### EXTRACTED ENTRIES:
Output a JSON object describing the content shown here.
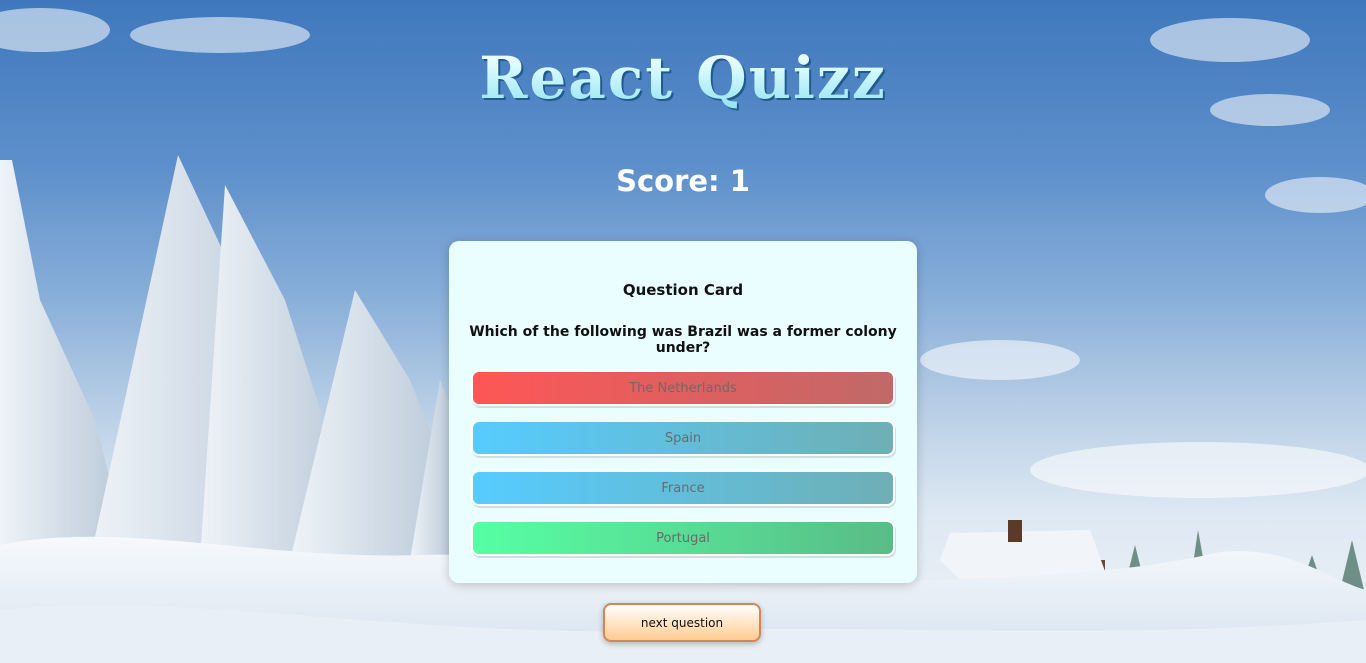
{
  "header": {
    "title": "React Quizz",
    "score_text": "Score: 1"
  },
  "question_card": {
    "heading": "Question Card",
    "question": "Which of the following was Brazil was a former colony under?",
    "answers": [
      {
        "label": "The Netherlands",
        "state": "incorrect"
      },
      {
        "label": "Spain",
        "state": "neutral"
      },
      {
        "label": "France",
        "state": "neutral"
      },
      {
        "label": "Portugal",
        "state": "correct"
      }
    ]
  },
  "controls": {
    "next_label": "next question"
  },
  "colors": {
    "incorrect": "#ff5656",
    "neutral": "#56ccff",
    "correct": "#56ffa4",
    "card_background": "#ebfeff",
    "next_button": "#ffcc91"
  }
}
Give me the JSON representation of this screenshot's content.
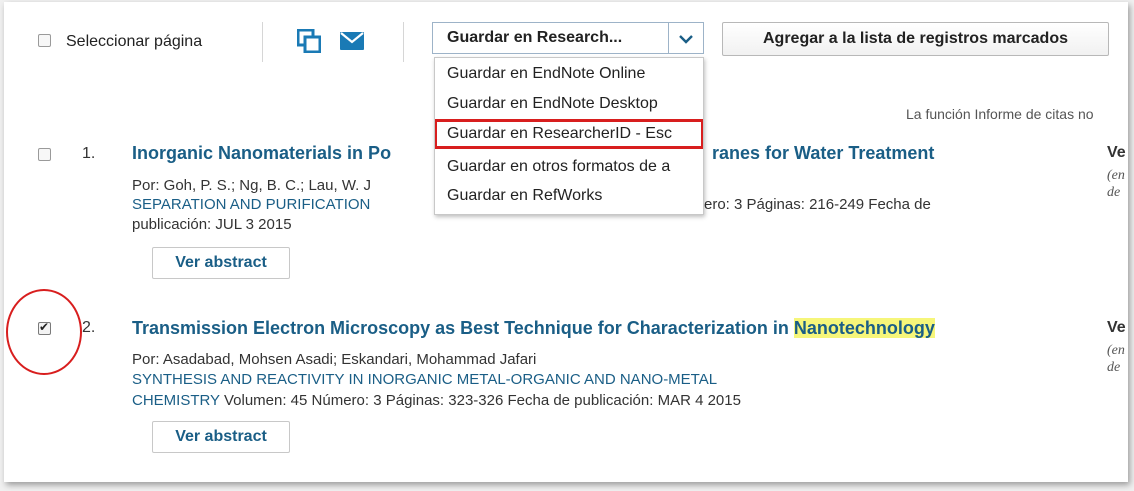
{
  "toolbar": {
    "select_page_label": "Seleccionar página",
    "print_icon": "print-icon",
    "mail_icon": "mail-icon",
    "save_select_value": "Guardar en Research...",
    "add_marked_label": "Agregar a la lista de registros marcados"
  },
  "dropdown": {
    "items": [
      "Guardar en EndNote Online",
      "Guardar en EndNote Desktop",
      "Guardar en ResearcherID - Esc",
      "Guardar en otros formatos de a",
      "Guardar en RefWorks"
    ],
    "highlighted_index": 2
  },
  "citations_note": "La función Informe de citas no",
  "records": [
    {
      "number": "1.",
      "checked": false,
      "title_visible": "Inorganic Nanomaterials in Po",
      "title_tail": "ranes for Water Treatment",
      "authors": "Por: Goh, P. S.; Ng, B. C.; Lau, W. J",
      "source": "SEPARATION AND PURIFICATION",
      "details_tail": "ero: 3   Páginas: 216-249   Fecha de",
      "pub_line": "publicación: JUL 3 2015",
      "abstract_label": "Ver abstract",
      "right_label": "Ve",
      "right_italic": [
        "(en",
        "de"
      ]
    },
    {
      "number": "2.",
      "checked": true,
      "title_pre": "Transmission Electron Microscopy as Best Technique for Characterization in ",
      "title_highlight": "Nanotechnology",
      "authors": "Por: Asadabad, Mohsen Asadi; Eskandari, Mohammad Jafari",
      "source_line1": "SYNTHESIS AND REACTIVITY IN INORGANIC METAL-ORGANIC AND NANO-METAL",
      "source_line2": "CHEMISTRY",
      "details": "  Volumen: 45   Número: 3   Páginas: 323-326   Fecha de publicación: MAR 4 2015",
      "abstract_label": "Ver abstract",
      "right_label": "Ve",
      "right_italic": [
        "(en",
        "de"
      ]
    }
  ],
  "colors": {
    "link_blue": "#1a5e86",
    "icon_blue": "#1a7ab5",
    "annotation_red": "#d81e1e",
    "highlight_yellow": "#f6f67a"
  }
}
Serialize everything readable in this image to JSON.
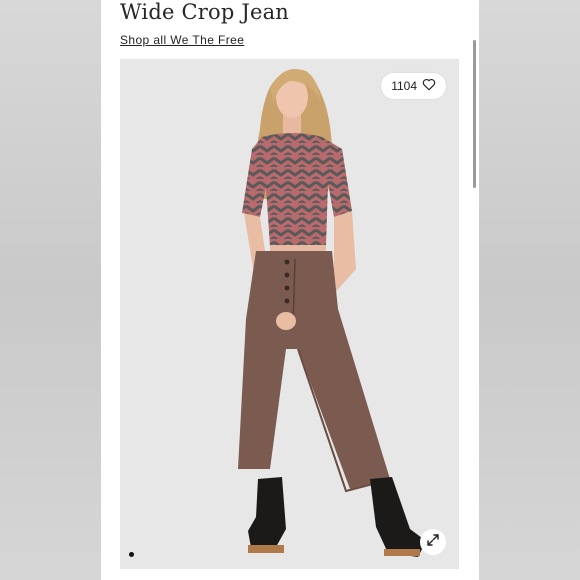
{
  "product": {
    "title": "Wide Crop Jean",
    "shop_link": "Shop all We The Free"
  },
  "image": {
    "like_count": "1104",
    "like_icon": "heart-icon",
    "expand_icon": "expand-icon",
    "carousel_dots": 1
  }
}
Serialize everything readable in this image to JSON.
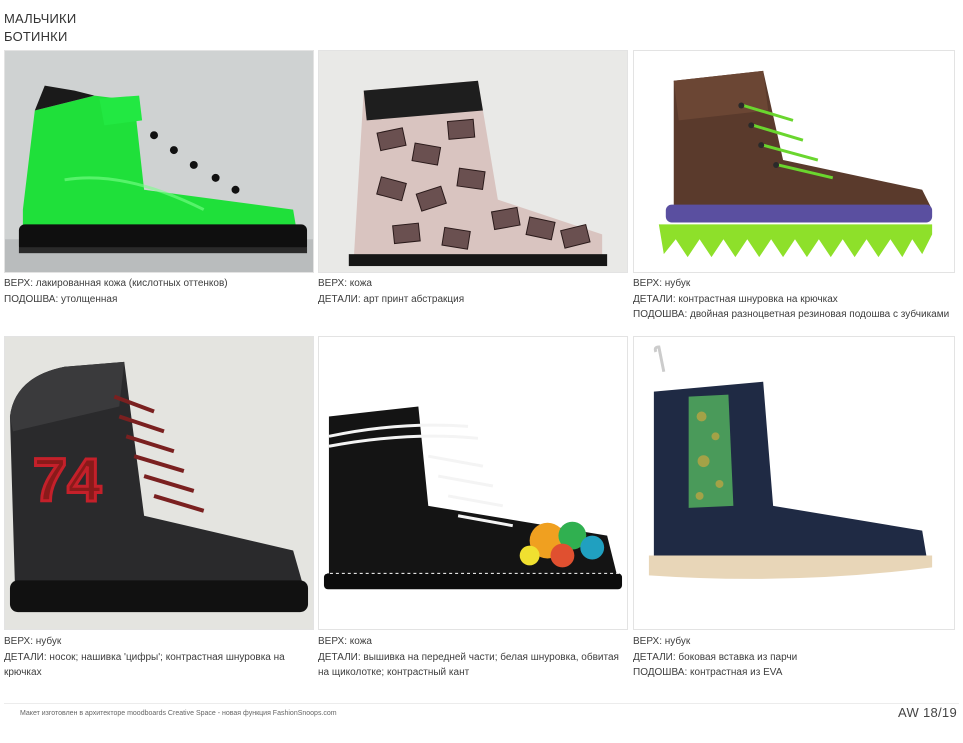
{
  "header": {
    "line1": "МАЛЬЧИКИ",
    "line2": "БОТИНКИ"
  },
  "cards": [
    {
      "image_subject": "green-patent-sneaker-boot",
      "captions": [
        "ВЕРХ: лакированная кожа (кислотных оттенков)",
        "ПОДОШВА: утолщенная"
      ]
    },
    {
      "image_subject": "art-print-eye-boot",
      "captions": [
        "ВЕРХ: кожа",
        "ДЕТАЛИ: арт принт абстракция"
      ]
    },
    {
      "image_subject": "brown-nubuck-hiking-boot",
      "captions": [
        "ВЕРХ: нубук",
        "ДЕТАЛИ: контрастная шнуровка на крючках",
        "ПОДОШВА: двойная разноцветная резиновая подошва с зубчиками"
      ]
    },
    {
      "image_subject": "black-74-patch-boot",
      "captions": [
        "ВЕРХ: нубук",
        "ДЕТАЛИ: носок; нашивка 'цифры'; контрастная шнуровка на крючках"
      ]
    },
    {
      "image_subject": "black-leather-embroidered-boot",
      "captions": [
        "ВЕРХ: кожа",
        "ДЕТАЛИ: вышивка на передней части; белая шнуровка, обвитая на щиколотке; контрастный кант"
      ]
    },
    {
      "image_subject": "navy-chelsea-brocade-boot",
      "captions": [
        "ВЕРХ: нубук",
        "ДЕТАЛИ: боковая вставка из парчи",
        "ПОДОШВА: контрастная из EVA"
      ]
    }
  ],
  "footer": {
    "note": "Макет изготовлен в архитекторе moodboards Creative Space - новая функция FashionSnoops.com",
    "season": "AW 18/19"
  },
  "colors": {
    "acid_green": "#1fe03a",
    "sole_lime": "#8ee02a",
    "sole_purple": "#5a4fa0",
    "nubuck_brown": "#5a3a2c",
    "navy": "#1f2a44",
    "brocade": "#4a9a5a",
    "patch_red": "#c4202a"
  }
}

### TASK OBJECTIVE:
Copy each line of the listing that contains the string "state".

### EXERCISE OUTPUT:
        "state": "incorrect"
        "state": "neutral"
        "state": "neutral"
        "state": "correct"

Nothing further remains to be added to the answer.